WORK REQUEST: In the records below, some lines contain the word "Medium". Copy each of them.

Excerpts from an interface dataset

========

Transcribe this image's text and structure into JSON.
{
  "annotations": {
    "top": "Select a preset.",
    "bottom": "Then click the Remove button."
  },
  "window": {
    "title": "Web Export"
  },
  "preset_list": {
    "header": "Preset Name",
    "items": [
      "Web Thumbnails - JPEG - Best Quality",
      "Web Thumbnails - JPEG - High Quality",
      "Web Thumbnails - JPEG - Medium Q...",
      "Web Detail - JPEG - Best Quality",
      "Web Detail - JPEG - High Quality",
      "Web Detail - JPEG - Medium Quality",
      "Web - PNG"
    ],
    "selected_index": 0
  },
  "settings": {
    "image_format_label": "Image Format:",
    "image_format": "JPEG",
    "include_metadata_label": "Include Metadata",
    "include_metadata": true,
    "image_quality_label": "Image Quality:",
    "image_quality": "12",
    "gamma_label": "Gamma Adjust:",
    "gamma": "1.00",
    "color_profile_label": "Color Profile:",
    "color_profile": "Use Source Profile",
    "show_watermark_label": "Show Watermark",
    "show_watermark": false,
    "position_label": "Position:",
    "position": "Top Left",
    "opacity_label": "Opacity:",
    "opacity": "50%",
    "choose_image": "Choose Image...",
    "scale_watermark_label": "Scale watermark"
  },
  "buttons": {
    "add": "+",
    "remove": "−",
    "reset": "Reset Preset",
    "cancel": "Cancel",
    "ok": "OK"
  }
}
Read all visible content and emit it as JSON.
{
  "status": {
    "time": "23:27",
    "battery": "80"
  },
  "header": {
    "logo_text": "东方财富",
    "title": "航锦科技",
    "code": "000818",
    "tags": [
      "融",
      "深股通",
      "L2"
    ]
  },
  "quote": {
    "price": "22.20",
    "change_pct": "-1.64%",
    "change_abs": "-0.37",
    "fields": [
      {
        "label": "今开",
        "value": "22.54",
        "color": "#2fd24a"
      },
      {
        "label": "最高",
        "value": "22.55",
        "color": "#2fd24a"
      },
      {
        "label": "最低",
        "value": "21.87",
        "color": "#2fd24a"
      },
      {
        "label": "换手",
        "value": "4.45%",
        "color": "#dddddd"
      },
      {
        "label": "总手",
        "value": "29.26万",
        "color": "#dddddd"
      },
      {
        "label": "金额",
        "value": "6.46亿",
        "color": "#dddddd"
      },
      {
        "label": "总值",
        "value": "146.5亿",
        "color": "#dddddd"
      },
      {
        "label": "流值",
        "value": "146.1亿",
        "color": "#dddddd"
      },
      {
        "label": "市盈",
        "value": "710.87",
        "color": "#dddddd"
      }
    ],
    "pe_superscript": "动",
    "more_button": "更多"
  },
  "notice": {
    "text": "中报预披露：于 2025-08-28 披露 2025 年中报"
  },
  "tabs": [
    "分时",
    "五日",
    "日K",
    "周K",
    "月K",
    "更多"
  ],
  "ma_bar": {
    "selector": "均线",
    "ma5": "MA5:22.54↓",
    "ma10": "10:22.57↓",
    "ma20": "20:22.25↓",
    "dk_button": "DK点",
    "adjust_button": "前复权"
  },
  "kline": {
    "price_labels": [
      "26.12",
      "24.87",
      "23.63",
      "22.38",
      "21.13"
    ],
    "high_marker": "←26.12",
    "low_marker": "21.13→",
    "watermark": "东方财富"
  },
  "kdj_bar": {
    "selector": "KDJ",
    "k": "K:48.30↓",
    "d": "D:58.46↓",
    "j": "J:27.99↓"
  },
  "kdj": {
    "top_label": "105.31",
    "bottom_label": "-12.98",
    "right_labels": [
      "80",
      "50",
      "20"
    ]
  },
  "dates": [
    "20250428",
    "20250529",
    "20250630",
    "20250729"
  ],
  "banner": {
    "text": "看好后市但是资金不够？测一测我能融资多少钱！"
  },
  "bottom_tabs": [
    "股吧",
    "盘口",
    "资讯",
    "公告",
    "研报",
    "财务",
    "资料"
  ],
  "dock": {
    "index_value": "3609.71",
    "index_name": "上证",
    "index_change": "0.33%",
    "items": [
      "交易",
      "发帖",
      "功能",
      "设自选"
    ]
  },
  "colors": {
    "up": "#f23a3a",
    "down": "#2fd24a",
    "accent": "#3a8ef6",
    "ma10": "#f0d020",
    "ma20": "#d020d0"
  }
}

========

PROBLEM SOLUTION:
      "Web Thumbnails - JPEG - Medium Q...",
      "Web Detail - JPEG - Medium Quality",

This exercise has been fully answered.